▶ _ACTION ITEM_
In your copy, the records appear word for word and the pictures do not appear at all.

**********

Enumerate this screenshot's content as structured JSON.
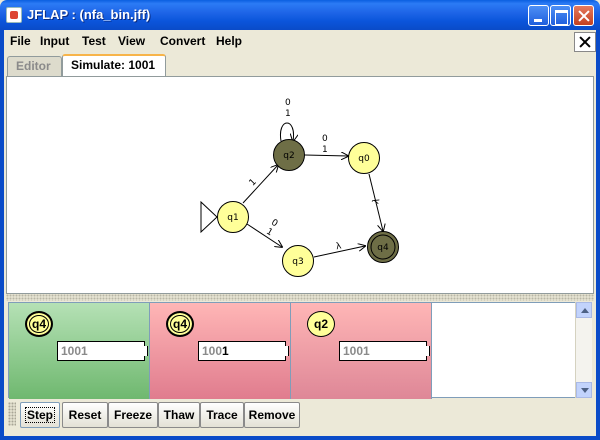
{
  "window": {
    "title": "JFLAP : (nfa_bin.jff)"
  },
  "menu": {
    "items": [
      "File",
      "Input",
      "Test",
      "View",
      "Convert",
      "Help"
    ]
  },
  "tabs": {
    "editor": "Editor",
    "simulate": "Simulate: 1001",
    "active": "simulate"
  },
  "automaton": {
    "states": [
      {
        "id": "q0",
        "label": "q0",
        "initial": false,
        "final": false,
        "highlighted": false
      },
      {
        "id": "q1",
        "label": "q1",
        "initial": true,
        "final": false,
        "highlighted": false
      },
      {
        "id": "q2",
        "label": "q2",
        "initial": false,
        "final": false,
        "highlighted": true
      },
      {
        "id": "q3",
        "label": "q3",
        "initial": false,
        "final": false,
        "highlighted": false
      },
      {
        "id": "q4",
        "label": "q4",
        "initial": false,
        "final": true,
        "highlighted": true
      }
    ],
    "transitions": [
      {
        "from": "q2",
        "to": "q2",
        "labels": [
          "0",
          "1"
        ]
      },
      {
        "from": "q2",
        "to": "q0",
        "labels": [
          "0",
          "1"
        ]
      },
      {
        "from": "q1",
        "to": "q2",
        "labels": [
          "1"
        ]
      },
      {
        "from": "q1",
        "to": "q3",
        "labels": [
          "0",
          "1"
        ]
      },
      {
        "from": "q0",
        "to": "q4",
        "labels": [
          "λ"
        ]
      },
      {
        "from": "q3",
        "to": "q4",
        "labels": [
          "λ"
        ]
      }
    ],
    "colors": {
      "state_fill": "#FFFF99",
      "highlight_fill": "#6E6E46"
    }
  },
  "configurations": [
    {
      "state": "q4",
      "final": true,
      "status": "accepted",
      "color": "#8FCB8F",
      "input_consumed": "1001",
      "input_remaining": ""
    },
    {
      "state": "q4",
      "final": true,
      "status": "rejected",
      "color": "#F0A0AA",
      "input_consumed": "100",
      "input_remaining": "1"
    },
    {
      "state": "q2",
      "final": false,
      "status": "rejected",
      "color": "#F0A0AA",
      "input_consumed": "1001",
      "input_remaining": ""
    }
  ],
  "toolbar": {
    "step": "Step",
    "reset": "Reset",
    "freeze": "Freeze",
    "thaw": "Thaw",
    "trace": "Trace",
    "remove": "Remove"
  }
}
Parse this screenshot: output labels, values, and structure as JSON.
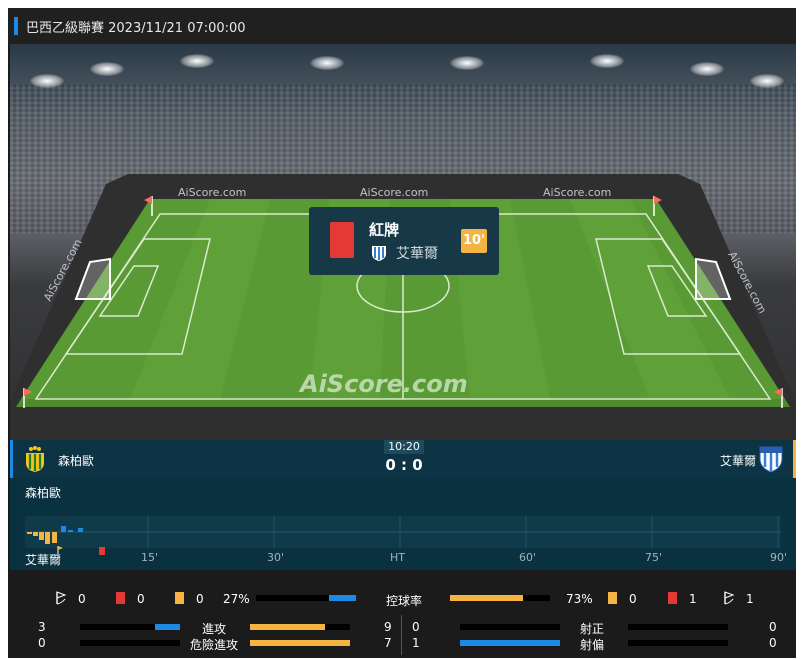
{
  "header": {
    "title": "巴西乙級聯賽 2023/11/21 07:00:00"
  },
  "pitch": {
    "watermark": "AiScore.com",
    "board_text": "AiScore.com"
  },
  "event": {
    "label": "紅牌",
    "team": "艾華爾",
    "minute": "10'"
  },
  "match": {
    "home": "森柏歐",
    "away": "艾華爾",
    "clock": "10:20",
    "score": "0 : 0"
  },
  "timeline": {
    "home_label": "森柏歐",
    "away_label": "艾華爾",
    "ticks": [
      "15'",
      "30'",
      "HT",
      "60'",
      "75'",
      "90'"
    ]
  },
  "stats": {
    "home_corners": "0",
    "home_red": "0",
    "home_yellow": "0",
    "home_possession": "27%",
    "possession_label": "控球率",
    "away_possession": "73%",
    "away_yellow": "0",
    "away_red": "1",
    "away_corners": "1",
    "home_possession_value": 27,
    "away_possession_value": 73,
    "attacks": {
      "label": "進攻",
      "home": "3",
      "away": "9",
      "home_value": 3,
      "away_value": 9
    },
    "dangerous": {
      "label": "危險進攻",
      "home": "0",
      "away": "7",
      "home_value": 0,
      "away_value": 7
    },
    "on_target": {
      "label": "射正",
      "home": "0",
      "away": "0"
    },
    "off_target": {
      "label": "射偏",
      "home": "1",
      "away": "0"
    }
  },
  "colors": {
    "home": "#1e88e5",
    "away": "#f5b342",
    "red_card": "#e53935",
    "pitch": "#5a9a34"
  },
  "icons": [
    "corner-flag-icon",
    "red-card-icon",
    "yellow-card-icon",
    "team-crest-icon"
  ]
}
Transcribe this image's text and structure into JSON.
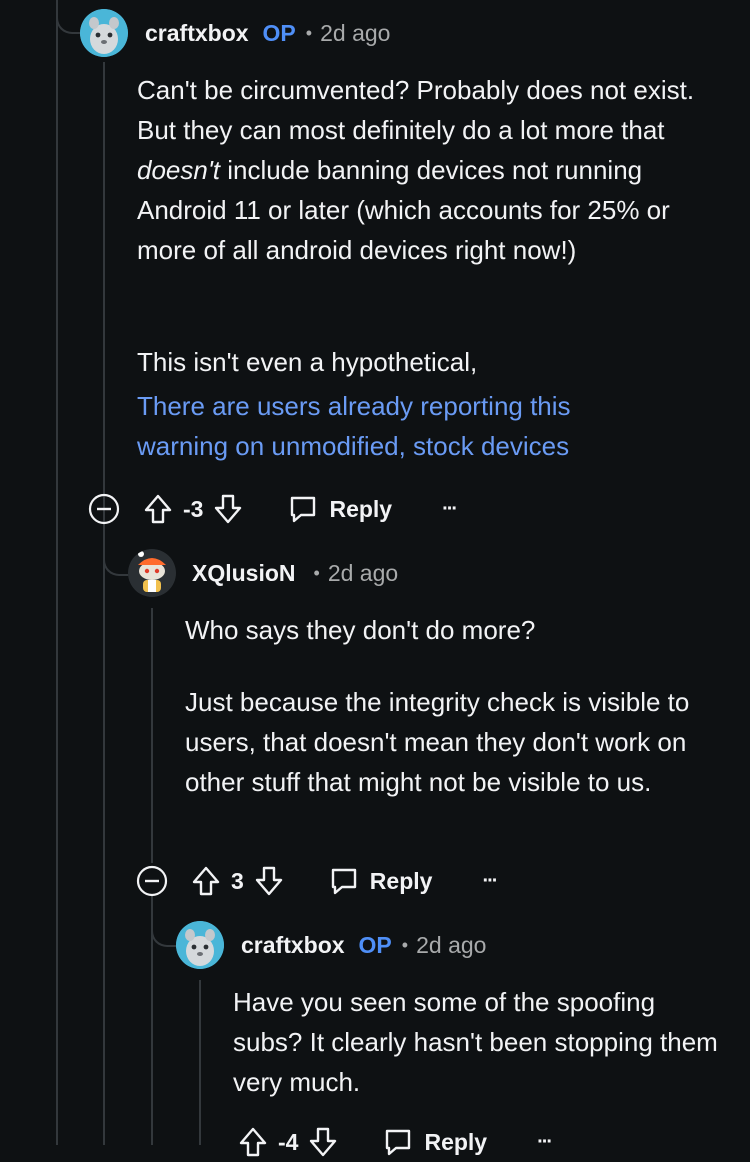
{
  "comments": [
    {
      "username": "craftxbox",
      "op_badge": "OP",
      "time": "2d ago",
      "paragraph1": "Can't be circumvented? Probably does not exist. But they can most definitely do a lot more that",
      "emphasis": "doesn't",
      "paragraph1_rest": "include banning devices not running Android 11 or later (which accounts for 25% or more of all android devices right now!)",
      "paragraph2": "This isn't even a hypothetical,",
      "link_text": "There are users already reporting this warning on unmodified, stock devices",
      "score": "-3",
      "reply_label": "Reply",
      "more_label": "···"
    },
    {
      "username": "XQlusioN",
      "time": "2d ago",
      "paragraph1": "Who says they don't do more?",
      "paragraph2": "Just because the integrity check is visible to users, that doesn't mean they don't work on other stuff that might not be visible to us.",
      "score": "3",
      "reply_label": "Reply",
      "more_label": "···"
    },
    {
      "username": "craftxbox",
      "op_badge": "OP",
      "time": "2d ago",
      "paragraph1": "Have you seen some of the spoofing subs? It clearly hasn't been stopping them very much.",
      "score": "-4",
      "reply_label": "Reply",
      "more_label": "···"
    }
  ],
  "dot_separator": "•",
  "icons": [
    "collapse-icon",
    "upvote-icon",
    "downvote-icon",
    "reply-icon",
    "more-icon"
  ]
}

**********

▶ _SOLUTION TO THIS EXERCISE_
Enumerate this screenshot's content as structured JSON.
{
  "window": {
    "title": "JFLAP : (nfa_bin.jff)"
  },
  "menu": {
    "items": [
      "File",
      "Input",
      "Test",
      "View",
      "Convert",
      "Help"
    ]
  },
  "tabs": {
    "editor": "Editor",
    "simulate": "Simulate: 1001",
    "active": "simulate"
  },
  "automaton": {
    "states": [
      {
        "id": "q0",
        "label": "q0",
        "initial": false,
        "final": false,
        "highlighted": false
      },
      {
        "id": "q1",
        "label": "q1",
        "initial": true,
        "final": false,
        "highlighted": false
      },
      {
        "id": "q2",
        "label": "q2",
        "initial": false,
        "final": false,
        "highlighted": true
      },
      {
        "id": "q3",
        "label": "q3",
        "initial": false,
        "final": false,
        "highlighted": false
      },
      {
        "id": "q4",
        "label": "q4",
        "initial": false,
        "final": true,
        "highlighted": true
      }
    ],
    "transitions": [
      {
        "from": "q2",
        "to": "q2",
        "labels": [
          "0",
          "1"
        ]
      },
      {
        "from": "q2",
        "to": "q0",
        "labels": [
          "0",
          "1"
        ]
      },
      {
        "from": "q1",
        "to": "q2",
        "labels": [
          "1"
        ]
      },
      {
        "from": "q1",
        "to": "q3",
        "labels": [
          "0",
          "1"
        ]
      },
      {
        "from": "q0",
        "to": "q4",
        "labels": [
          "λ"
        ]
      },
      {
        "from": "q3",
        "to": "q4",
        "labels": [
          "λ"
        ]
      }
    ],
    "colors": {
      "state_fill": "#FFFF99",
      "highlight_fill": "#6E6E46"
    }
  },
  "configurations": [
    {
      "state": "q4",
      "final": true,
      "status": "accepted",
      "color": "#8FCB8F",
      "input_consumed": "1001",
      "input_remaining": ""
    },
    {
      "state": "q4",
      "final": true,
      "status": "rejected",
      "color": "#F0A0AA",
      "input_consumed": "100",
      "input_remaining": "1"
    },
    {
      "state": "q2",
      "final": false,
      "status": "rejected",
      "color": "#F0A0AA",
      "input_consumed": "1001",
      "input_remaining": ""
    }
  ],
  "toolbar": {
    "step": "Step",
    "reset": "Reset",
    "freeze": "Freeze",
    "thaw": "Thaw",
    "trace": "Trace",
    "remove": "Remove"
  }
}
Parse this screenshot: output labels, values, and structure as JSON.
{
  "header": {
    "title": "巴西乙級聯賽 2023/11/21 07:00:00"
  },
  "pitch": {
    "watermark": "AiScore.com",
    "board_text": "AiScore.com"
  },
  "event": {
    "label": "紅牌",
    "team": "艾華爾",
    "minute": "10'"
  },
  "match": {
    "home": "森柏歐",
    "away": "艾華爾",
    "clock": "10:20",
    "score": "0 : 0"
  },
  "timeline": {
    "home_label": "森柏歐",
    "away_label": "艾華爾",
    "ticks": [
      "15'",
      "30'",
      "HT",
      "60'",
      "75'",
      "90'"
    ]
  },
  "stats": {
    "home_corners": "0",
    "home_red": "0",
    "home_yellow": "0",
    "home_possession": "27%",
    "possession_label": "控球率",
    "away_possession": "73%",
    "away_yellow": "0",
    "away_red": "1",
    "away_corners": "1",
    "home_possession_value": 27,
    "away_possession_value": 73,
    "attacks": {
      "label": "進攻",
      "home": "3",
      "away": "9",
      "home_value": 3,
      "away_value": 9
    },
    "dangerous": {
      "label": "危險進攻",
      "home": "0",
      "away": "7",
      "home_value": 0,
      "away_value": 7
    },
    "on_target": {
      "label": "射正",
      "home": "0",
      "away": "0"
    },
    "off_target": {
      "label": "射偏",
      "home": "1",
      "away": "0"
    }
  },
  "colors": {
    "home": "#1e88e5",
    "away": "#f5b342",
    "red_card": "#e53935",
    "pitch": "#5a9a34"
  },
  "icons": [
    "corner-flag-icon",
    "red-card-icon",
    "yellow-card-icon",
    "team-crest-icon"
  ]
}
Transcribe this image's text and structure into JSON.
{
  "comments": [
    {
      "username": "craftxbox",
      "op_badge": "OP",
      "time": "2d ago",
      "paragraph1": "Can't be circumvented? Probably does not exist. But they can most definitely do a lot more that",
      "emphasis": "doesn't",
      "paragraph1_rest": "include banning devices not running Android 11 or later (which accounts for 25% or more of all android devices right now!)",
      "paragraph2": "This isn't even a hypothetical,",
      "link_text": "There are users already reporting this warning on unmodified, stock devices",
      "score": "-3",
      "reply_label": "Reply",
      "more_label": "···"
    },
    {
      "username": "XQlusioN",
      "time": "2d ago",
      "paragraph1": "Who says they don't do more?",
      "paragraph2": "Just because the integrity check is visible to users, that doesn't mean they don't work on other stuff that might not be visible to us.",
      "score": "3",
      "reply_label": "Reply",
      "more_label": "···"
    },
    {
      "username": "craftxbox",
      "op_badge": "OP",
      "time": "2d ago",
      "paragraph1": "Have you seen some of the spoofing subs? It clearly hasn't been stopping them very much.",
      "score": "-4",
      "reply_label": "Reply",
      "more_label": "···"
    }
  ],
  "dot_separator": "•",
  "icons": [
    "collapse-icon",
    "upvote-icon",
    "downvote-icon",
    "reply-icon",
    "more-icon"
  ]
}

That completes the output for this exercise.